First Deputy Prime Minister Anatoly Chubais has more or less confessed his guilt on these charges, admitting that the basic procedure, which placed the auctions under the control of banks that were also allowed to bid, was fundamentally flawed and will be reviewed.

But before condemning the whole scheme, it makes sense to await the outcome of long-term developments like the boardroom battle now brewing in the icy, arctic city of Norilsk.

Uneximbank clearly used insider status as organizer of an auction to help it win its 38 percent stake in Norilsk Nickel, Russia's biggest mining company, for what was considered the modest price of $170.1 million.

But Uneximbank has just used its stake to start what could be some very major reforms that would have been unthinkable if the shares had stayed in government hands.
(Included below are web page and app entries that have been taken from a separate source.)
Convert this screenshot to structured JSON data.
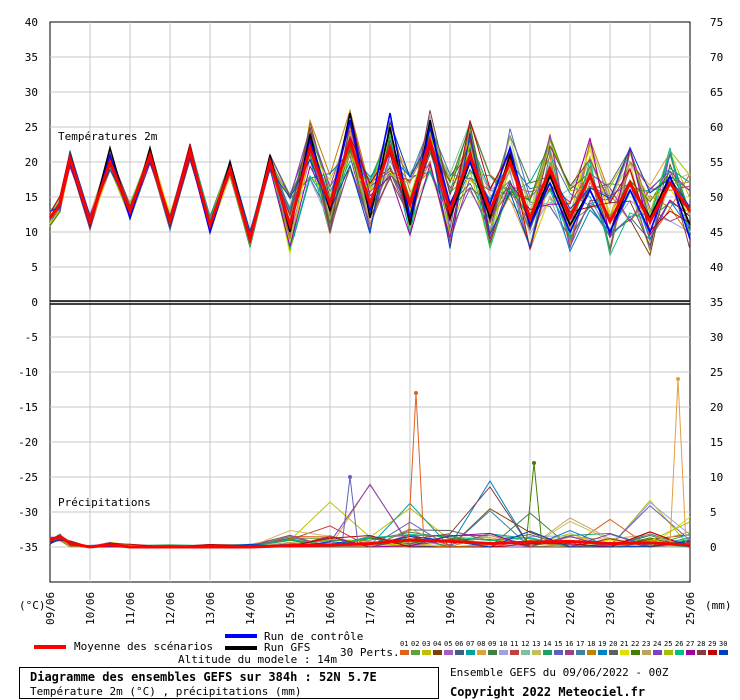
{
  "chart_data": {
    "type": "line",
    "top_panel": {
      "label": "Températures 2m",
      "y_left_ticks": [
        "40",
        "35",
        "30",
        "25",
        "20",
        "15",
        "10",
        "5",
        "0",
        "-5",
        "-10",
        "-15",
        "-20",
        "-25",
        "-30",
        "-35"
      ],
      "y_right_ticks": [
        "75",
        "70",
        "65",
        "60",
        "55",
        "50",
        "45",
        "40",
        "35",
        "30",
        "25",
        "20",
        "15",
        "10",
        "5",
        "0"
      ],
      "x_tick_labels": [
        "09/06",
        "10/06",
        "11/06",
        "12/06",
        "13/06",
        "14/06",
        "15/06",
        "16/06",
        "17/06",
        "18/06",
        "19/06",
        "20/06",
        "21/06",
        "22/06",
        "23/06",
        "24/06",
        "25/06"
      ],
      "x_range": [
        0,
        16
      ],
      "y_range": [
        -35,
        40
      ],
      "mean_temperature": [
        [
          0,
          12
        ],
        [
          0.25,
          14
        ],
        [
          0.5,
          20.5
        ],
        [
          1,
          11.5
        ],
        [
          1.5,
          20
        ],
        [
          2,
          13
        ],
        [
          2.5,
          21
        ],
        [
          3,
          11.5
        ],
        [
          3.5,
          21.5
        ],
        [
          4,
          11
        ],
        [
          4.5,
          19
        ],
        [
          5,
          9
        ],
        [
          5.5,
          20
        ],
        [
          6,
          11
        ],
        [
          6.5,
          22
        ],
        [
          7,
          14
        ],
        [
          7.5,
          23
        ],
        [
          8,
          14
        ],
        [
          8.5,
          22
        ],
        [
          9,
          14
        ],
        [
          9.5,
          23
        ],
        [
          10,
          13
        ],
        [
          10.5,
          21
        ],
        [
          11,
          13
        ],
        [
          11.5,
          20
        ],
        [
          12,
          12
        ],
        [
          12.5,
          19
        ],
        [
          13,
          12
        ],
        [
          13.5,
          18
        ],
        [
          14,
          11.5
        ],
        [
          14.5,
          17
        ],
        [
          15,
          11.5
        ],
        [
          15.5,
          17
        ],
        [
          16,
          13
        ]
      ],
      "gfs_run": [
        [
          0,
          12
        ],
        [
          0.25,
          14
        ],
        [
          0.5,
          21
        ],
        [
          1,
          11
        ],
        [
          1.5,
          22
        ],
        [
          2,
          12
        ],
        [
          2.5,
          22
        ],
        [
          3,
          11
        ],
        [
          3.5,
          22
        ],
        [
          4,
          10
        ],
        [
          4.5,
          20
        ],
        [
          5,
          9
        ],
        [
          5.5,
          21
        ],
        [
          6,
          10
        ],
        [
          6.5,
          24
        ],
        [
          7,
          13
        ],
        [
          7.5,
          27
        ],
        [
          8,
          12
        ],
        [
          8.5,
          25
        ],
        [
          9,
          11
        ],
        [
          9.5,
          26
        ],
        [
          10,
          12
        ],
        [
          10.5,
          20
        ],
        [
          11,
          12
        ],
        [
          11.5,
          21
        ],
        [
          12,
          11
        ],
        [
          12.5,
          18
        ],
        [
          13,
          11
        ],
        [
          13.5,
          16
        ],
        [
          14,
          10
        ],
        [
          14.5,
          17
        ],
        [
          15,
          12
        ],
        [
          15.5,
          18
        ],
        [
          16,
          11
        ]
      ],
      "control_run": [
        [
          0,
          12
        ],
        [
          0.25,
          14
        ],
        [
          0.5,
          20
        ],
        [
          1,
          11
        ],
        [
          1.5,
          21
        ],
        [
          2,
          12
        ],
        [
          2.5,
          21
        ],
        [
          3,
          11
        ],
        [
          3.5,
          21
        ],
        [
          4,
          10
        ],
        [
          4.5,
          19
        ],
        [
          5,
          9
        ],
        [
          5.5,
          20
        ],
        [
          6,
          11
        ],
        [
          6.5,
          23
        ],
        [
          7,
          14
        ],
        [
          7.5,
          26
        ],
        [
          8,
          13
        ],
        [
          8.5,
          27
        ],
        [
          9,
          12
        ],
        [
          9.5,
          25
        ],
        [
          10,
          14
        ],
        [
          10.5,
          20
        ],
        [
          11,
          14
        ],
        [
          11.5,
          22
        ],
        [
          12,
          11
        ],
        [
          12.5,
          17
        ],
        [
          13,
          10
        ],
        [
          13.5,
          16
        ],
        [
          14,
          10
        ],
        [
          14.5,
          16
        ],
        [
          15,
          10
        ],
        [
          15.5,
          18
        ],
        [
          16,
          9
        ]
      ]
    },
    "bottom_panel": {
      "label": "Précipitations",
      "y_right_ticks": [
        "25",
        "20",
        "15",
        "10",
        "5",
        "0"
      ],
      "y_range_mm": [
        0,
        25
      ],
      "mean_precipitation": [
        [
          0,
          1
        ],
        [
          0.25,
          1.5
        ],
        [
          0.5,
          0.5
        ],
        [
          1,
          0
        ],
        [
          1.5,
          0.3
        ],
        [
          2,
          0
        ],
        [
          3,
          0
        ],
        [
          4,
          0
        ],
        [
          5,
          0
        ],
        [
          6,
          0.2
        ],
        [
          7,
          0.3
        ],
        [
          8,
          0.5
        ],
        [
          9,
          1
        ],
        [
          10,
          0.8
        ],
        [
          11,
          0.5
        ],
        [
          12,
          0.7
        ],
        [
          13,
          0.8
        ],
        [
          14,
          0.5
        ],
        [
          15,
          0.6
        ],
        [
          16,
          0.3
        ]
      ],
      "notable_peaks": [
        {
          "member": "peak1",
          "x": 9.15,
          "mm": 22
        },
        {
          "member": "peak2",
          "x": 15.7,
          "mm": 24
        },
        {
          "member": "peak3",
          "x": 7.5,
          "mm": 10
        },
        {
          "member": "peak4",
          "x": 12.1,
          "mm": 12
        }
      ]
    },
    "legend": [
      {
        "name": "Moyenne des scénarios",
        "color": "#ff0000"
      },
      {
        "name": "Run de contrôle",
        "color": "#0000ff"
      },
      {
        "name": "Run GFS",
        "color": "#000000"
      }
    ]
  },
  "texts": {
    "unit_left": "(°C)",
    "unit_right": "(mm)",
    "altitude": "Altitude du modele : 14m",
    "perts": "30 Perts.",
    "title": "Diagramme des ensembles GEFS sur 384h : 52N 5.7E",
    "subtitle": "Température 2m (°C) , précipitations (mm)",
    "run": "Ensemble GEFS du 09/06/2022 - 00Z",
    "copyright": "Copyright 2022 Meteociel.fr",
    "legend_mean": "Moyenne des scénarios",
    "legend_control": "Run de contrôle",
    "legend_gfs": "Run GFS"
  },
  "perturbations": [
    "01",
    "02",
    "03",
    "04",
    "05",
    "06",
    "07",
    "08",
    "09",
    "10",
    "11",
    "12",
    "13",
    "14",
    "15",
    "16",
    "17",
    "18",
    "19",
    "20",
    "21",
    "22",
    "23",
    "24",
    "25",
    "26",
    "27",
    "28",
    "29",
    "30"
  ],
  "pert_colors": [
    "#e06020",
    "#60a040",
    "#c0c000",
    "#804000",
    "#a060c0",
    "#406080",
    "#00a0a0",
    "#e0a040",
    "#408040",
    "#a0a0e0",
    "#c04040",
    "#80c0a0",
    "#c0c060",
    "#20a060",
    "#6060c0",
    "#a04080",
    "#4080a0",
    "#c08000",
    "#0080c0",
    "#606060",
    "#e0e000",
    "#408000",
    "#c0a060",
    "#8040c0",
    "#a0c000",
    "#00c080",
    "#a000a0",
    "#804040",
    "#c00000",
    "#0040c0"
  ]
}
It has called an extraordinary general meeting, and the agenda apparently includes serious challenges to the existing management. The privatization ministry has given its support. The battle should be interesting.

Taking into account extra revenue like investment commitments and promises to pay back taxes, and also considering that the government retains a 70 percent interest in any upside on resale of the shares, the $1 billion raised from the loans-for-shares scheme was close to market values.

But raising revenue is only the tip of the iceberg of a much broader agenda in the loans-for-shares scheme.

Politically, Chubais wished to take as much property as possible out of the suffocating grip of state control before the election season, which would inevitably turn the political climate away from free market reform and toward the communists.

More deeply, Chubais used the sales as a means of attacking his ultimate enemies, the heads of large former state companies -- the silent backers of the gray oligarchy that stands for Russia's current version of inefficient, bandit capitalism.

These directors effectively stand above the control of shareholders or the Russian government. For instance, Chubais spent most of the last six months of 1995 in a desperate battle to try to force the oil companies to pay taxes that they readily admitted they owed, but that the government, wracked by political uncertainty and corruption, is simply unable to collect.

Shareholders similarly have little control over the actions of directors and cannot influence them to publish real accounts, restructure, create open trading systems or take serious measures to raise profits.

The real issue is whether the new private shareholders can unseat the rump of factory directors and make the companies operate in a more conventional way. It is now a question of whether the banks can actually deliver on restructuring the companies and whether the government can establish its power to regulate them.

The government may have lost a little cash by rigging the auctions in the loans-for-shares scheme, and it has certainly cast a shadow over the probity of the privatization ministry.

But this may have been the price necessary to secure the allies needed to get Russia's biggest companies onto the market, restructure them and get them into the habit of paying at least a modest amount of tax.